Finally, by our prayers for seemingly small requests, we have an opportunity to turn one another’s eyes toward the spiritual purposes of temporal need. Just as Jesus concerned himself with both healed legs and forgiven souls, just as he handed out loaves of bread and gave himself as the bread of life, we pray for the material concerns of our brothers and sisters so that they might learn to seek the fulfillment of their spiritual needs also.
“Pray for the dead bird on the sidewalk!”
The six-year-old’s words rushed through the church prayer meeting leaving an uneasy silence behind. Our pastor had invited requests, and one little boy–the newly-attending grandson of a church member–was endearingly eager. But his request? Not even just a bird. A dead bird.
Were we really supposed to pray for a dead bird?
Anyone who has participated in a time of corporate prayer probably has a similar awkward prayer request story he could tell. Even more common are requests about the physical illnesses and material needs–some critical, some relatively minor–of people only loosely related to the church.
And in conservative, Reformed circles we can sometimes treat these petitions dismissively, or even critically. For example, a recent book on prayer jibes at the prayer time in which “a couple of people will inform us of their next-door neighbour’s friend’s aunt who has just got bad news” and make requests for “someone’s next-door neighbour’s grandmother who may or may not be a Christian and has been diagnosed with cancer.” An article last year similarly poked fun at a prayer meeting where a member might say, “my aunt is going in to hospital for an ingrown toenail,” and then ask for prayer on her behalf.
I affirm the basic point of these critiques: we need to pray together with greater concentration on God’s grand, redemptive purposes. Jesus himself taught us to pray “thy kingdom come” before “give us this day.” And the Scripture establishes prayer as a spiritual weapon and a spiritual tool; it is therefore rightly applied first to spiritual concerns.
I also agree that corporate prayer entails corporate responsibilities. Praying together “in Jesus’s name” is no magic abracadabra but is an intentional submission of all our wills to his. When we pray together as the church, we should regularly and deliberately pray for the God-directed mission of the church: the advance of the kingdom, the strengthening of the body, and the exaltation of Christ.
But it is no mark of holiness to disparage the small and sometimes immature requests of those who are also in the body. As people who are being built up together into Christ who is the head, we have good reasons–kingdom reasons!–to sometimes pray together for dead birds and ill aunts and next-door neighbors who have had bad news.
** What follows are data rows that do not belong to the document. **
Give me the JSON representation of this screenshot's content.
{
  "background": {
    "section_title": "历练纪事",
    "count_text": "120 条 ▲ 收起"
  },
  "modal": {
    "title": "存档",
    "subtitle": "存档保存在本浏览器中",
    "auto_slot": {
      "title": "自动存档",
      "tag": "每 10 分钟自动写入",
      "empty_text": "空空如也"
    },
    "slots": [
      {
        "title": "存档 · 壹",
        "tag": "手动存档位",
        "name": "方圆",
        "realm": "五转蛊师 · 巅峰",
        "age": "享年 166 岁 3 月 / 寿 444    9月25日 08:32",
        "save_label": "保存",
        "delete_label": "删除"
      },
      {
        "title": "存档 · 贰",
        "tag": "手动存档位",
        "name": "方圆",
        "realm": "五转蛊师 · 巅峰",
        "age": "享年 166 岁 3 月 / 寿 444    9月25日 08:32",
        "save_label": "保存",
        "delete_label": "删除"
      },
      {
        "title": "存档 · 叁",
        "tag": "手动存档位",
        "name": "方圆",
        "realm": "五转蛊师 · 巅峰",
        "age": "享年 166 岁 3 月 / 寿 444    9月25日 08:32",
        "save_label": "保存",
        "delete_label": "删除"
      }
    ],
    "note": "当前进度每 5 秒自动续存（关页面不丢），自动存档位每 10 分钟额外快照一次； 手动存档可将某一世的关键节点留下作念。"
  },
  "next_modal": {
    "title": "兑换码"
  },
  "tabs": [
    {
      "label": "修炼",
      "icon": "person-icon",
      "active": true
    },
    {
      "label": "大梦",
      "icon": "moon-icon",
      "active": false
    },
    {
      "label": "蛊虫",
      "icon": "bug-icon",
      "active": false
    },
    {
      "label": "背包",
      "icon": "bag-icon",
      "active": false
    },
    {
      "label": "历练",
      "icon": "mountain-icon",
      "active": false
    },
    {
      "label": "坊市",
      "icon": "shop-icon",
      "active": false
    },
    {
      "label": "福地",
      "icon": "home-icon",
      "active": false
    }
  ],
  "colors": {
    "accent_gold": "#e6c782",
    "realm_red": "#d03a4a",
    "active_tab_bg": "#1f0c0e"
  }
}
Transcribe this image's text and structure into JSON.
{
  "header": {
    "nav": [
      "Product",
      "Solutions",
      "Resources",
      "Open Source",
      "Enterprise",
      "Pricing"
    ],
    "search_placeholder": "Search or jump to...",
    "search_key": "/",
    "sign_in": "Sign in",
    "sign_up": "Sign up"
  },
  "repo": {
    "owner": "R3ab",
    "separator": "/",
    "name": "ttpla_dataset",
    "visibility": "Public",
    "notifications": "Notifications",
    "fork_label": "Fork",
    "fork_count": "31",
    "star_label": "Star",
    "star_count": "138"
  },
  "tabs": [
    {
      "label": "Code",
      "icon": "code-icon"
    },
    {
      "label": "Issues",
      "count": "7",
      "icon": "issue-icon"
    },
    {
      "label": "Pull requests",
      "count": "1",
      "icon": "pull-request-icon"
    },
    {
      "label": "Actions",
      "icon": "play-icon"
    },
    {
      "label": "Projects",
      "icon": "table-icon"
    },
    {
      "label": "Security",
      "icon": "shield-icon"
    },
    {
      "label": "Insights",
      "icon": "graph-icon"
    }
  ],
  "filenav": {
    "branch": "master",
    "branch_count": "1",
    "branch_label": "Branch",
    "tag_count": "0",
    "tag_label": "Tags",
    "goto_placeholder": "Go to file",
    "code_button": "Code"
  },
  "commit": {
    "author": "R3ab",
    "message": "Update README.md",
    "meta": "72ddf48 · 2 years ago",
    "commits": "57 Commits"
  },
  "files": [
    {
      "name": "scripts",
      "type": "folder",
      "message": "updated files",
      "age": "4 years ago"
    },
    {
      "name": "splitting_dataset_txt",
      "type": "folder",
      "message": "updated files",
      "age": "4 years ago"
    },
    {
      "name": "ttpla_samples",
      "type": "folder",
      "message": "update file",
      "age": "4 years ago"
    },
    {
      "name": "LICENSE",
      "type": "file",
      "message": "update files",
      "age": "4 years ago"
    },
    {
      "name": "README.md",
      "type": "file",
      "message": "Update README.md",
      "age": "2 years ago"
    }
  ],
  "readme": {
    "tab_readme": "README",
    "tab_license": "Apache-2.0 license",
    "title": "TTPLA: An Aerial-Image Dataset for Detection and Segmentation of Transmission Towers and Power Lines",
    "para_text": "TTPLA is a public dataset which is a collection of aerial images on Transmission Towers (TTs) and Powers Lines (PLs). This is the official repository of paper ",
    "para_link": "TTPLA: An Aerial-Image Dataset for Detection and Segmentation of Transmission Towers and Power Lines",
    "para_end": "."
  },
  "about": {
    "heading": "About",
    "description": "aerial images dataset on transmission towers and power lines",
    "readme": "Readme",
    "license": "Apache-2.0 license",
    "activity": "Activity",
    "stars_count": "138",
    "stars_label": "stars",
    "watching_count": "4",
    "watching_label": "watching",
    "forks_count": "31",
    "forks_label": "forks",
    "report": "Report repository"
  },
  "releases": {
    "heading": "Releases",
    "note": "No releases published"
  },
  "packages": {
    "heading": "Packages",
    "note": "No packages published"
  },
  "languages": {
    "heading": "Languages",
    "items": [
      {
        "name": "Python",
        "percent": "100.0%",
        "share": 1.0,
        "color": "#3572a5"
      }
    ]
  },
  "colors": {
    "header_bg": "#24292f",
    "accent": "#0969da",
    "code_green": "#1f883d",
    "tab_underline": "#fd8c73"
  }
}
First, such requests remind all of us that we are weak and dependent on the Lord for everything.